Panasonic, together with the Belgium-based
research institution IMEC, has developed a DNA testing chip that automates all stages
of obtaining genetic information, including preprocessing. This development is expected to enable personalized,
tailor-made therapy to become widespread. SNPs are variations in a single DNA base among
individuals. Detecting SNPs makes it possible to check
whether genetically transmitted diseases are present, evaluate future risks, and identify
genes related to illness. Testing is done simply by injecting the blood
and a chemical into the chip, and setting it in the testing system. First of all, the blood and chemical are mixed.
DNA is then extracted from the mixed solution. The regions containing SNPs are then cut out
and amplified. DNA amplification uses technology called PCR, which cuts out the desired sections
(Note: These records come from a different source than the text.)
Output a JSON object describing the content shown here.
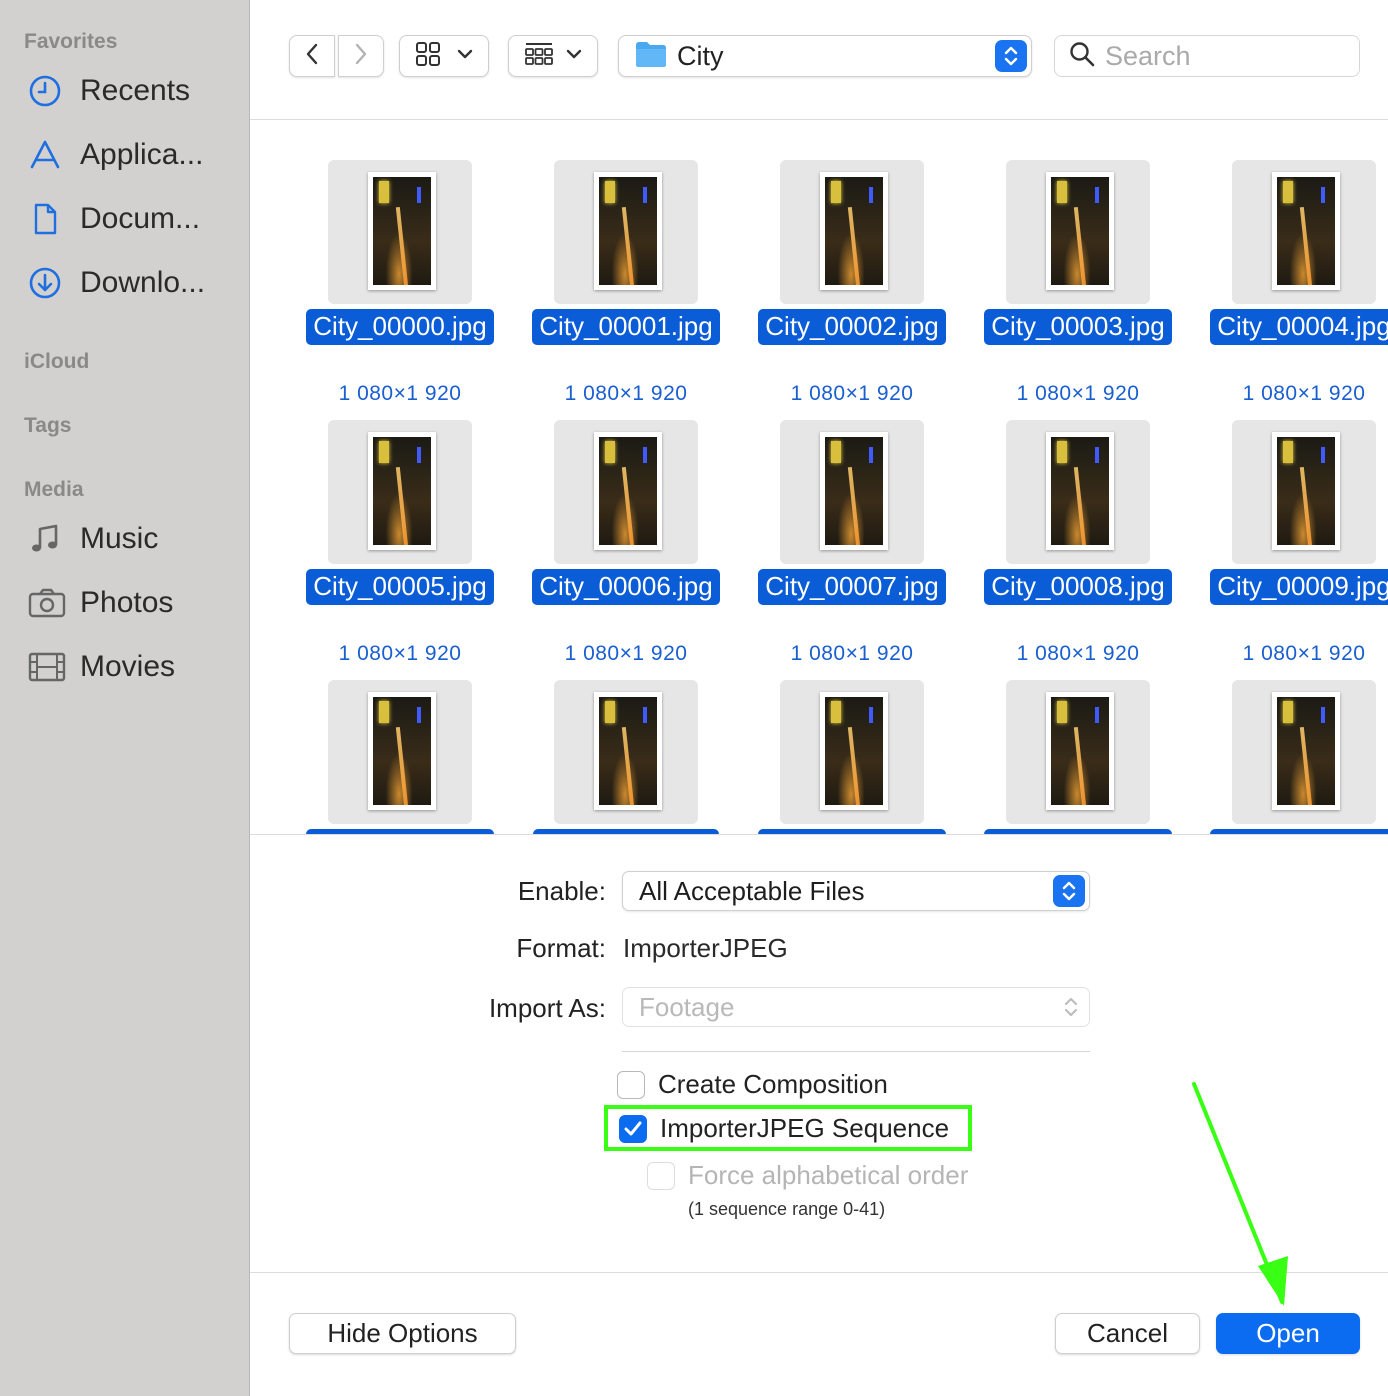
{
  "sidebar": {
    "favorites_title": "Favorites",
    "favorites": [
      {
        "label": "Recents",
        "icon": "clock-icon"
      },
      {
        "label": "Applica...",
        "icon": "applications-icon"
      },
      {
        "label": "Docum...",
        "icon": "document-icon"
      },
      {
        "label": "Downlo...",
        "icon": "download-icon"
      }
    ],
    "icloud_title": "iCloud",
    "tags_title": "Tags",
    "media_title": "Media",
    "media": [
      {
        "label": "Music",
        "icon": "music-note-icon"
      },
      {
        "label": "Photos",
        "icon": "camera-icon"
      },
      {
        "label": "Movies",
        "icon": "film-icon"
      }
    ]
  },
  "toolbar": {
    "folder_name": "City",
    "search_placeholder": "Search"
  },
  "files": [
    {
      "name": "City_00000.jpg",
      "dims": "1 080×1 920"
    },
    {
      "name": "City_00001.jpg",
      "dims": "1 080×1 920"
    },
    {
      "name": "City_00002.jpg",
      "dims": "1 080×1 920"
    },
    {
      "name": "City_00003.jpg",
      "dims": "1 080×1 920"
    },
    {
      "name": "City_00004.jpg",
      "dims": "1 080×1 920"
    },
    {
      "name": "City_00005.jpg",
      "dims": "1 080×1 920"
    },
    {
      "name": "City_00006.jpg",
      "dims": "1 080×1 920"
    },
    {
      "name": "City_00007.jpg",
      "dims": "1 080×1 920"
    },
    {
      "name": "City_00008.jpg",
      "dims": "1 080×1 920"
    },
    {
      "name": "City_00009.jpg",
      "dims": "1 080×1 920"
    }
  ],
  "options": {
    "enable_label": "Enable:",
    "enable_value": "All Acceptable Files",
    "format_label": "Format:",
    "format_value": "ImporterJPEG",
    "import_as_label": "Import As:",
    "import_as_value": "Footage",
    "create_composition": {
      "label": "Create Composition",
      "checked": false
    },
    "sequence": {
      "label": "ImporterJPEG Sequence",
      "checked": true
    },
    "force_alpha": {
      "label": "Force alphabetical order",
      "checked": false
    },
    "sequence_note": "(1 sequence range 0-41)"
  },
  "buttons": {
    "hide_options": "Hide Options",
    "cancel": "Cancel",
    "open": "Open"
  },
  "colors": {
    "accent": "#0b6cf2",
    "selection": "#0b5cd7",
    "highlight": "#39ff14"
  }
}
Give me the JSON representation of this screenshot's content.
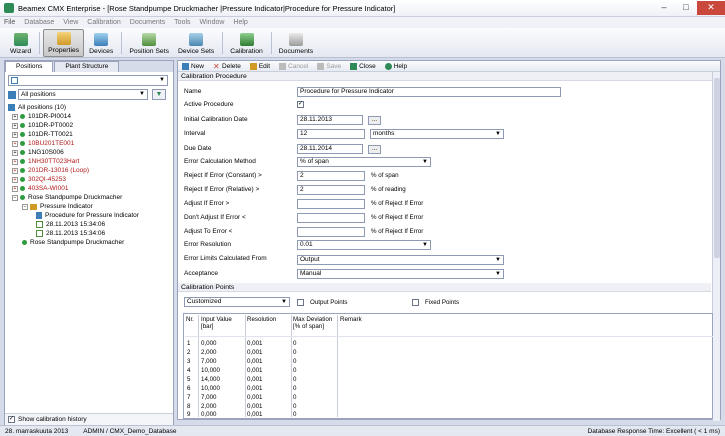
{
  "window": {
    "title": "Beamex CMX Enterprise - [Rose Standpumpe Druckmacher |Pressure Indicator|Procedure for Pressure Indicator]",
    "min": "–",
    "max": "□",
    "close": "✕"
  },
  "menu": [
    "File",
    "Database",
    "View",
    "Calibration",
    "Documents",
    "Tools",
    "Window",
    "Help"
  ],
  "toolbar": [
    "Wizard",
    "Properties",
    "Devices",
    "Position Sets",
    "Device Sets",
    "Calibration",
    "Documents"
  ],
  "left": {
    "tabs": [
      "Positions",
      "Plant Structure"
    ],
    "filter": "All positions",
    "tree": [
      {
        "label": "All positions (10)",
        "level": 0,
        "red": false
      },
      {
        "label": "101DR-PI0014",
        "level": 1,
        "red": false
      },
      {
        "label": "101DR-PT0002",
        "level": 1,
        "red": false
      },
      {
        "label": "101DR-TT0021",
        "level": 1,
        "red": false
      },
      {
        "label": "10BU201TE001",
        "level": 1,
        "red": true
      },
      {
        "label": "1NG10S006",
        "level": 1,
        "red": false
      },
      {
        "label": "1NH30TT023Hart",
        "level": 1,
        "red": true
      },
      {
        "label": "201DR-13016 (Loop)",
        "level": 1,
        "red": true
      },
      {
        "label": "302QI-45253",
        "level": 1,
        "red": true
      },
      {
        "label": "403SA-WI001",
        "level": 1,
        "red": true
      },
      {
        "label": "Rose Standpumpe Druckmacher",
        "level": 1,
        "red": false
      },
      {
        "label": "Pressure Indicator",
        "level": 2,
        "red": false
      },
      {
        "label": "Procedure for Pressure Indicator",
        "level": 3,
        "red": false
      },
      {
        "label": "28.11.2013 15:34:06",
        "level": 4,
        "red": false
      },
      {
        "label": "28.11.2013 15:34:06",
        "level": 4,
        "red": false
      },
      {
        "label": "Rose Standpumpe Druckmacher",
        "level": 2,
        "red": false
      }
    ],
    "history": "Show calibration history"
  },
  "actions": [
    "New",
    "Delete",
    "Edit",
    "Cancel",
    "Save",
    "Close",
    "Help"
  ],
  "form": {
    "section": "Calibration Procedure",
    "name_label": "Name",
    "name_value": "Procedure for Pressure Indicator",
    "active_label": "Active Procedure",
    "init_label": "Initial Calibration Date",
    "init_value": "28.11.2013",
    "interval_label": "Interval",
    "interval_value": "12",
    "interval_unit": "months",
    "due_label": "Due Date",
    "due_value": "28.11.2014",
    "ecm_label": "Error Calculation Method",
    "ecm_value": "% of span",
    "rc_label": "Reject If Error (Constant) >",
    "rc_value": "2",
    "rc_unit": "% of span",
    "rr_label": "Reject If Error (Relative) >",
    "rr_value": "2",
    "rr_unit": "% of reading",
    "adj_label": "Adjust If Error >",
    "adj_unit": "% of Reject If Error",
    "dadj_label": "Don't Adjust If Error <",
    "dadj_unit": "% of Reject If Error",
    "adjto_label": "Adjust To Error <",
    "adjto_unit": "% of Reject If Error",
    "res_label": "Error Resolution",
    "res_value": "0.01",
    "elc_label": "Error Limits Calculated From",
    "elc_value": "Output",
    "acc_label": "Acceptance",
    "acc_value": "Manual",
    "points_section": "Calibration Points",
    "points_mode": "Customized",
    "output_points": "Output Points",
    "fixed_points": "Fixed Points"
  },
  "grid": {
    "headers": [
      "Nr.",
      "Input Value [bar]",
      "Resolution",
      "Max Deviation [% of span]",
      "Remark"
    ],
    "rows": [
      [
        "1",
        "0,000",
        "0,001",
        "0"
      ],
      [
        "2",
        "2,000",
        "0,001",
        "0"
      ],
      [
        "3",
        "7,000",
        "0,001",
        "0"
      ],
      [
        "4",
        "10,000",
        "0,001",
        "0"
      ],
      [
        "5",
        "14,000",
        "0,001",
        "0"
      ],
      [
        "6",
        "10,000",
        "0,001",
        "0"
      ],
      [
        "7",
        "7,000",
        "0,001",
        "0"
      ],
      [
        "8",
        "2,000",
        "0,001",
        "0"
      ],
      [
        "9",
        "0,000",
        "0,001",
        "0"
      ]
    ]
  },
  "status": {
    "date": "28. marraskuuta 2013",
    "user": "ADMIN / CMX_Demo_Database",
    "response": "Database Response Time: Excellent ( < 1 ms)"
  },
  "colors": {
    "accent": "#2e8b57",
    "error_red": "#b01818",
    "bg": "#d6dbe9"
  }
}
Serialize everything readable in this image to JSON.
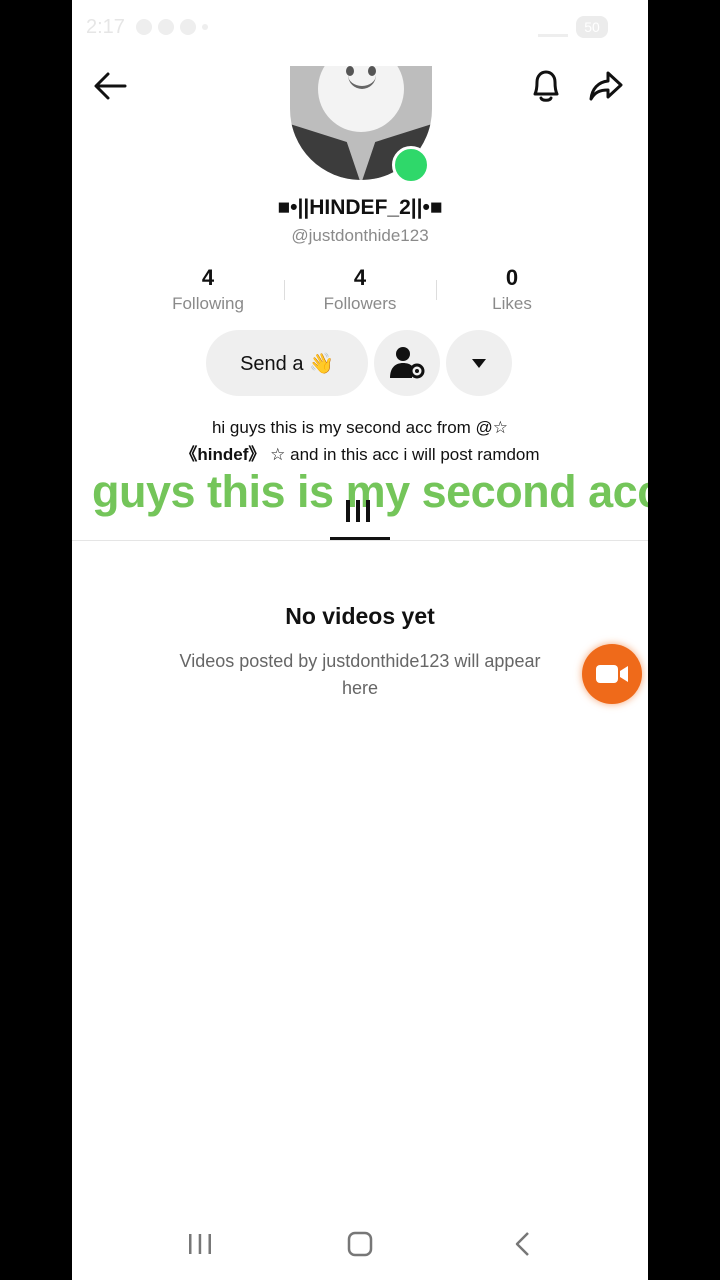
{
  "status_bar": {
    "time": "2:17",
    "battery": "50"
  },
  "profile": {
    "display_name": "■•||HINDEF_2||•■",
    "username": "@justdonthide123",
    "online": true
  },
  "stats": [
    {
      "value": "4",
      "label": "Following"
    },
    {
      "value": "4",
      "label": "Followers"
    },
    {
      "value": "0",
      "label": "Likes"
    }
  ],
  "actions": {
    "send_label": "Send a 👋"
  },
  "bio": {
    "line1": "hi guys this is my second acc from @☆",
    "line2_bold": "《hindef》",
    "line2_rest": "☆ and in this acc i will post ramdom"
  },
  "overlay_caption": "guys this is my second acc",
  "empty_state": {
    "title": "No videos yet",
    "description": "Videos posted by justdonthide123 will appear here"
  },
  "icons": [
    "back-arrow-icon",
    "bell-icon",
    "share-icon",
    "person-settings-icon",
    "dropdown-triangle-icon",
    "grid-icon",
    "video-camera-icon",
    "recents-icon",
    "home-icon",
    "nav-back-icon"
  ],
  "colors": {
    "online": "#2fd86a",
    "record_button": "#ef6a1a",
    "caption": "#74c55a"
  }
}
by varying the temperature. With the conventional method, this process took two hours. The amplified DNA is then sent through a micropump to a DNA filter. Here, the DNA is separated for each section length. Then, a newly developed electrochemical sensor identifies SNPs while the DNA is dissolved in the chemical.